  2. Pairing of structural delimiters: we try and find open and closing pairs of delimiters such as { } or ( ) and try to parse what’s inside as a nested structure. This also allows us to impose a (configurable) depth limit, mitigating false positives.

The bold parts of the following examples are tokenized as a key:

  • key=value non_key = value not/a/key=value “is/a/key”=value
  • (key = value, non_key: value)
  • { ‘key’: “value”, key: {non_key = value} }

With this knowledge, we decided to include the keys found in a log as part of its structure signature. This means we don’t have to learn that they are static, and as a result we see a quicker learning rate.

The second issue we solve with this is collapsing, or grouping, of fragments into meaningful tokens. The bold parts of the following examples are collapsed into one token:

  • {key: {key: {key: value}}}
  • {key: [item, item, item], key: (item (item item item))}
  • Non-json lists [are, not, collapsed] {[item, item]}
  • Any (type [of <structure can be collapsed>])
  • {structures (are [balanced (inside ] collapsed ) ] tokens ) }

As simple as it might seem, these simples heuristics seem to capture the majority of problematic logs we have encountered. We are excited to see how this addition will fare in practice! Also, we see that more of these heuristics can be added over time — and maybe even mined from the data in a post-processing step.

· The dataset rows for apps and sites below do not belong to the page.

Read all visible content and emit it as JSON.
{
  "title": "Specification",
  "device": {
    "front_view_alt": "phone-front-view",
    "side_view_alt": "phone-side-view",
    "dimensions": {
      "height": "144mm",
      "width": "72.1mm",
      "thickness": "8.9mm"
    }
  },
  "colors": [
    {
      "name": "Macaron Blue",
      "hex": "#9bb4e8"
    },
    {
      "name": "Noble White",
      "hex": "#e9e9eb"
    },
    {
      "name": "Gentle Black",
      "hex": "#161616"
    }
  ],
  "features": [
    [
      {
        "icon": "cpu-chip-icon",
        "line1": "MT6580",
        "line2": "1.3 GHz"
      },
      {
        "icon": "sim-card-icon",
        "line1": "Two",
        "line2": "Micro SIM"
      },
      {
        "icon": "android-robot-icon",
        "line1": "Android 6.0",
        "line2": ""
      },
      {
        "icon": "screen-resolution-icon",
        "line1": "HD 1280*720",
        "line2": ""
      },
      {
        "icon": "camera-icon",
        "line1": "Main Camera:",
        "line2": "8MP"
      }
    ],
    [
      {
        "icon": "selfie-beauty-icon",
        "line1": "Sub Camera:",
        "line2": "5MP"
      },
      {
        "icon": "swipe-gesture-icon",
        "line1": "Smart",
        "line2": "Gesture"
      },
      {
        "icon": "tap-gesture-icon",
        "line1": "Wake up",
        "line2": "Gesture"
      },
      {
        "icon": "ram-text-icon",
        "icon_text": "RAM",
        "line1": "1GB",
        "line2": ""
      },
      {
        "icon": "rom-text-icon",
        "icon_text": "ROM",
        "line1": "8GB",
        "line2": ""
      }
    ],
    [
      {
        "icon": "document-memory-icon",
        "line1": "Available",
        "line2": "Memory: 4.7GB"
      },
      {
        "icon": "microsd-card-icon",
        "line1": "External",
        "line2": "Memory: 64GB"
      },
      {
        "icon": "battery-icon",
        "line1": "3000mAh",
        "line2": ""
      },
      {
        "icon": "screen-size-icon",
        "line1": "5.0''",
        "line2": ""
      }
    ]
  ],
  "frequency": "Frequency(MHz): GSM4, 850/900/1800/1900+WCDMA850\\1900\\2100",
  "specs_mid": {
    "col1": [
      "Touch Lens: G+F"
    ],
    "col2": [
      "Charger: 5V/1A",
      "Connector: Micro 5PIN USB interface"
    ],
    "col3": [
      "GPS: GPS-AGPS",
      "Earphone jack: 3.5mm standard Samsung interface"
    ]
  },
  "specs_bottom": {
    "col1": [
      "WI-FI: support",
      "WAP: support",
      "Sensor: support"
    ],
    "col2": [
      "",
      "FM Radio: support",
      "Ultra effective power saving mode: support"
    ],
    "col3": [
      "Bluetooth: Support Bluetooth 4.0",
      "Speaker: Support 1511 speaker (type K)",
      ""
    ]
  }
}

sudo neo : TTY=pts/1 ; PWD=/home/neo ; USER=root ; COMMAND=/bin/bash
sudo neo : TTY=pts/1 ; PWD=/home/neo ; USER=root ; COMMAND=/bin/bash

Notice how the keys and the values are now broken apart. Now let’s consider an example with JSON included as well:

sent message {“from”:”jane”,”to”:[”joe”,”anne”,”peter”]}
sent message {“from”:”jane”,”to”:[”joe”,”anne”,”peter”]}

And the wonderful thing is that this does not require the input to be perfectly valid JSON, but just anything looks a bit like it.


As the famous saying goes, if you can phrase a problem correctly — you’re already halfway to solving it. For us, that was the realization that the search for textual anomalies, boils down to a string and sequence matching problem. If we can create good clusters of logs, and quickly match new logs to them — we have what we need. This opened up a whole body of existing knowledge that we could look at. Do we even need tokenization in the first place? Maybe not! This led us to experiment with new methods less bound to our existing approach:

  • Running it through DNA sequencing algorithms — slow to train, but great results!
  • Locally sensitive hashing
  • Nearest neighbour search — with a great room for being creative in the feature vectors we feed it!

Whatever paths we go down, we don’t see a need for replacing the existing algorithm, but rather augment it by introducing a parallel pipeline where multiple methods are applied. So, we will most definitely have more to say about this!

This was our first release post — where we pick something that we find especially exciting about a release, and make a post about.

With that, stay tuned and, if you’re living in the northern Hemisphere, be sure to enjoy springtime!

Written by Emil Stenqvist
on May 23, 2018